### Problem description
Apart from any images, the entries are to be output exactly.

-- Opening Marker --

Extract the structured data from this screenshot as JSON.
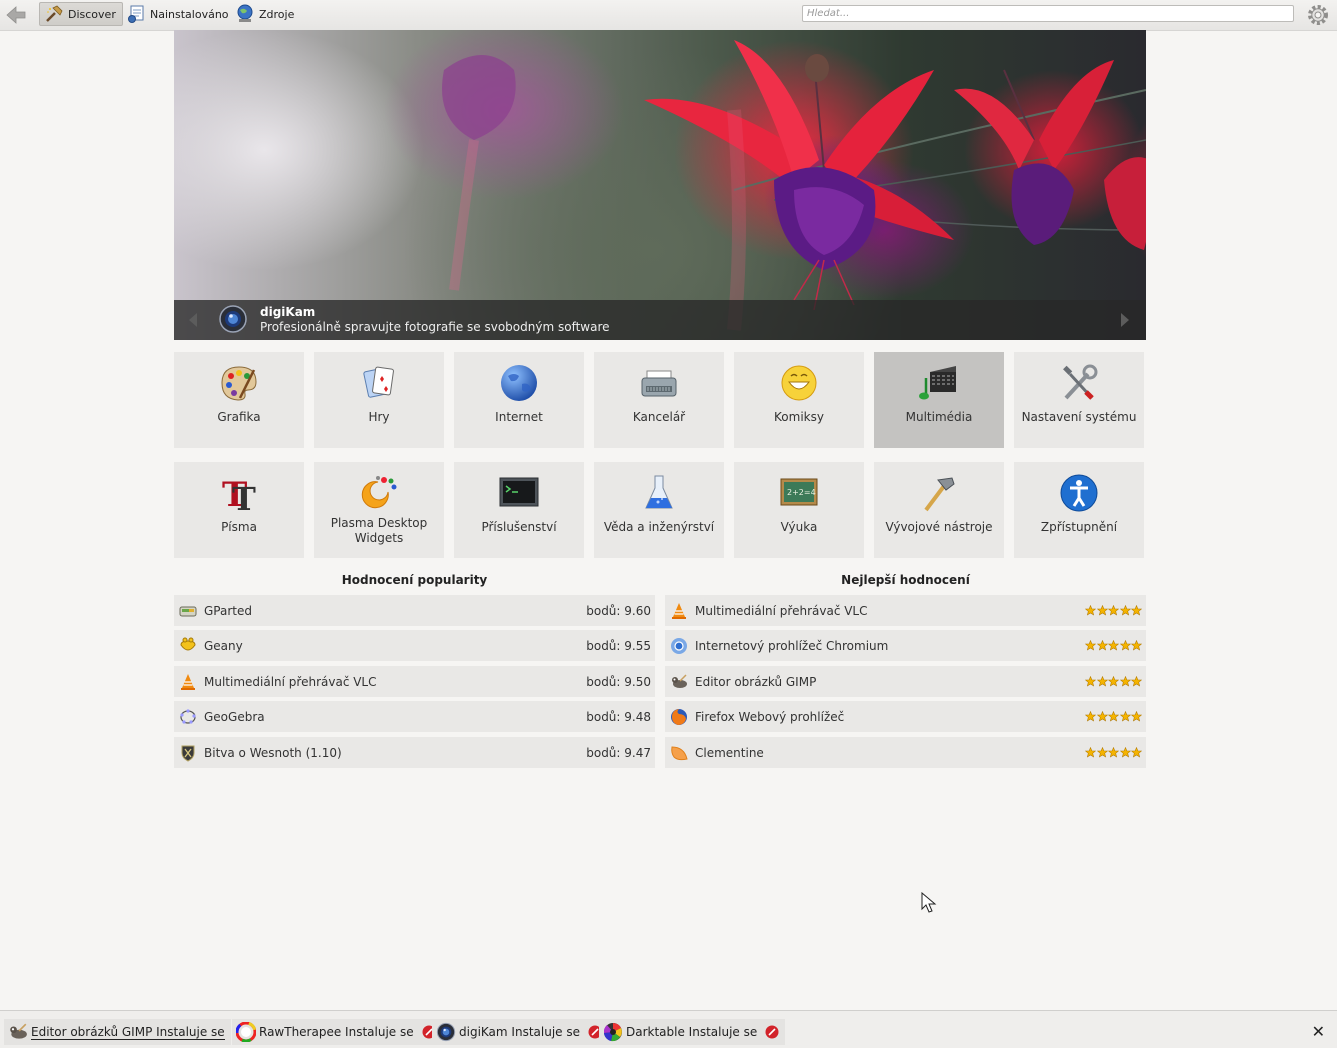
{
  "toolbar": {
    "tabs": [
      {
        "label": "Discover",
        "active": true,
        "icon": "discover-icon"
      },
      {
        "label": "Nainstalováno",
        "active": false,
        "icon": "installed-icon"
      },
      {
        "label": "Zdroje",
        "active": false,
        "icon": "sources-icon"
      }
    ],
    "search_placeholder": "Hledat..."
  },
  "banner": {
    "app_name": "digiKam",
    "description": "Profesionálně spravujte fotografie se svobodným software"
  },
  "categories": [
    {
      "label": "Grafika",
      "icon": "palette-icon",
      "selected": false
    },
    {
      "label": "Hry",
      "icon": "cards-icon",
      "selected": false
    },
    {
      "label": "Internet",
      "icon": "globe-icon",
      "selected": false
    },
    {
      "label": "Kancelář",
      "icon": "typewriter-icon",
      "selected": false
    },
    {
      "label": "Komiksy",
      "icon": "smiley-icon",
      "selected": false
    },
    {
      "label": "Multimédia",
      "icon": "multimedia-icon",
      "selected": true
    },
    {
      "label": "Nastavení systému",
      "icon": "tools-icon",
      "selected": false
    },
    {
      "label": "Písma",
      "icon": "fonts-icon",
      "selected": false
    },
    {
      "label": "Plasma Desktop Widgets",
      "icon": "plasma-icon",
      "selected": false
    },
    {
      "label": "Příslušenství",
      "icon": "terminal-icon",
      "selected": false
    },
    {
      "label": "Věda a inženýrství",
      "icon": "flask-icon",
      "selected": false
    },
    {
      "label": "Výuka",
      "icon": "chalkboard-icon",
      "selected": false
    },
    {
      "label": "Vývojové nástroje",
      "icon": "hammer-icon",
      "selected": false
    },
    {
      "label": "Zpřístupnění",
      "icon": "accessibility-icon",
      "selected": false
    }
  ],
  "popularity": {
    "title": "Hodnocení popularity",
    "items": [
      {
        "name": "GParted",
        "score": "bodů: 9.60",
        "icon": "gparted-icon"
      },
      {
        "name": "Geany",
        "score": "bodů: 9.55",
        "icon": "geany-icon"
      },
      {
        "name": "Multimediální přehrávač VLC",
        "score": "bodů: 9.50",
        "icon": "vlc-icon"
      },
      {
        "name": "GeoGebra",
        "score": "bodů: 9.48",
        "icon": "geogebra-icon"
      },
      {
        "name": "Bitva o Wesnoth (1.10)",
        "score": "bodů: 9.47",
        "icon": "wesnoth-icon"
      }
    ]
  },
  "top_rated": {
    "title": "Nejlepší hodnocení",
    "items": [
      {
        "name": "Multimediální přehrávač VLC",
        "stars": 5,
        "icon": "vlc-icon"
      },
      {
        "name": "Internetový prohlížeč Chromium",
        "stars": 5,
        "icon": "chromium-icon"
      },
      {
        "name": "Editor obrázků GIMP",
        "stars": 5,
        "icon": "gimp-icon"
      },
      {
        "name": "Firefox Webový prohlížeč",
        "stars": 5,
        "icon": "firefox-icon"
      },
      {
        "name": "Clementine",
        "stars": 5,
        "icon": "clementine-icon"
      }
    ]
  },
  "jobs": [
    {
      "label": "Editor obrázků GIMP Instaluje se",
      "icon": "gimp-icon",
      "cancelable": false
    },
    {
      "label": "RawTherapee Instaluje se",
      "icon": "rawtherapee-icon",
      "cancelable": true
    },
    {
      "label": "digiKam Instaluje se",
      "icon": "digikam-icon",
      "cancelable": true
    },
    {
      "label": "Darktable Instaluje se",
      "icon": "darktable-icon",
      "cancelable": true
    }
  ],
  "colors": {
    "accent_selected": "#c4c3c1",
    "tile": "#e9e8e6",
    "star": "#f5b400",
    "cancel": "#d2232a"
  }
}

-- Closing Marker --

### Exercise response
Extract the structured data from this screenshot as JSON.
{
  "toolbar": {
    "tabs": [
      {
        "label": "Discover",
        "active": true,
        "icon": "discover-icon"
      },
      {
        "label": "Nainstalováno",
        "active": false,
        "icon": "installed-icon"
      },
      {
        "label": "Zdroje",
        "active": false,
        "icon": "sources-icon"
      }
    ],
    "search_placeholder": "Hledat..."
  },
  "banner": {
    "app_name": "digiKam",
    "description": "Profesionálně spravujte fotografie se svobodným software"
  },
  "categories": [
    {
      "label": "Grafika",
      "icon": "palette-icon",
      "selected": false
    },
    {
      "label": "Hry",
      "icon": "cards-icon",
      "selected": false
    },
    {
      "label": "Internet",
      "icon": "globe-icon",
      "selected": false
    },
    {
      "label": "Kancelář",
      "icon": "typewriter-icon",
      "selected": false
    },
    {
      "label": "Komiksy",
      "icon": "smiley-icon",
      "selected": false
    },
    {
      "label": "Multimédia",
      "icon": "multimedia-icon",
      "selected": true
    },
    {
      "label": "Nastavení systému",
      "icon": "tools-icon",
      "selected": false
    },
    {
      "label": "Písma",
      "icon": "fonts-icon",
      "selected": false
    },
    {
      "label": "Plasma Desktop Widgets",
      "icon": "plasma-icon",
      "selected": false
    },
    {
      "label": "Příslušenství",
      "icon": "terminal-icon",
      "selected": false
    },
    {
      "label": "Věda a inženýrství",
      "icon": "flask-icon",
      "selected": false
    },
    {
      "label": "Výuka",
      "icon": "chalkboard-icon",
      "selected": false
    },
    {
      "label": "Vývojové nástroje",
      "icon": "hammer-icon",
      "selected": false
    },
    {
      "label": "Zpřístupnění",
      "icon": "accessibility-icon",
      "selected": false
    }
  ],
  "popularity": {
    "title": "Hodnocení popularity",
    "items": [
      {
        "name": "GParted",
        "score": "bodů: 9.60",
        "icon": "gparted-icon"
      },
      {
        "name": "Geany",
        "score": "bodů: 9.55",
        "icon": "geany-icon"
      },
      {
        "name": "Multimediální přehrávač VLC",
        "score": "bodů: 9.50",
        "icon": "vlc-icon"
      },
      {
        "name": "GeoGebra",
        "score": "bodů: 9.48",
        "icon": "geogebra-icon"
      },
      {
        "name": "Bitva o Wesnoth (1.10)",
        "score": "bodů: 9.47",
        "icon": "wesnoth-icon"
      }
    ]
  },
  "top_rated": {
    "title": "Nejlepší hodnocení",
    "items": [
      {
        "name": "Multimediální přehrávač VLC",
        "stars": 5,
        "icon": "vlc-icon"
      },
      {
        "name": "Internetový prohlížeč Chromium",
        "stars": 5,
        "icon": "chromium-icon"
      },
      {
        "name": "Editor obrázků GIMP",
        "stars": 5,
        "icon": "gimp-icon"
      },
      {
        "name": "Firefox Webový prohlížeč",
        "stars": 5,
        "icon": "firefox-icon"
      },
      {
        "name": "Clementine",
        "stars": 5,
        "icon": "clementine-icon"
      }
    ]
  },
  "jobs": [
    {
      "label": "Editor obrázků GIMP Instaluje se",
      "icon": "gimp-icon",
      "cancelable": false
    },
    {
      "label": "RawTherapee Instaluje se",
      "icon": "rawtherapee-icon",
      "cancelable": true
    },
    {
      "label": "digiKam Instaluje se",
      "icon": "digikam-icon",
      "cancelable": true
    },
    {
      "label": "Darktable Instaluje se",
      "icon": "darktable-icon",
      "cancelable": true
    }
  ],
  "colors": {
    "accent_selected": "#c4c3c1",
    "tile": "#e9e8e6",
    "star": "#f5b400",
    "cancel": "#d2232a"
  }
}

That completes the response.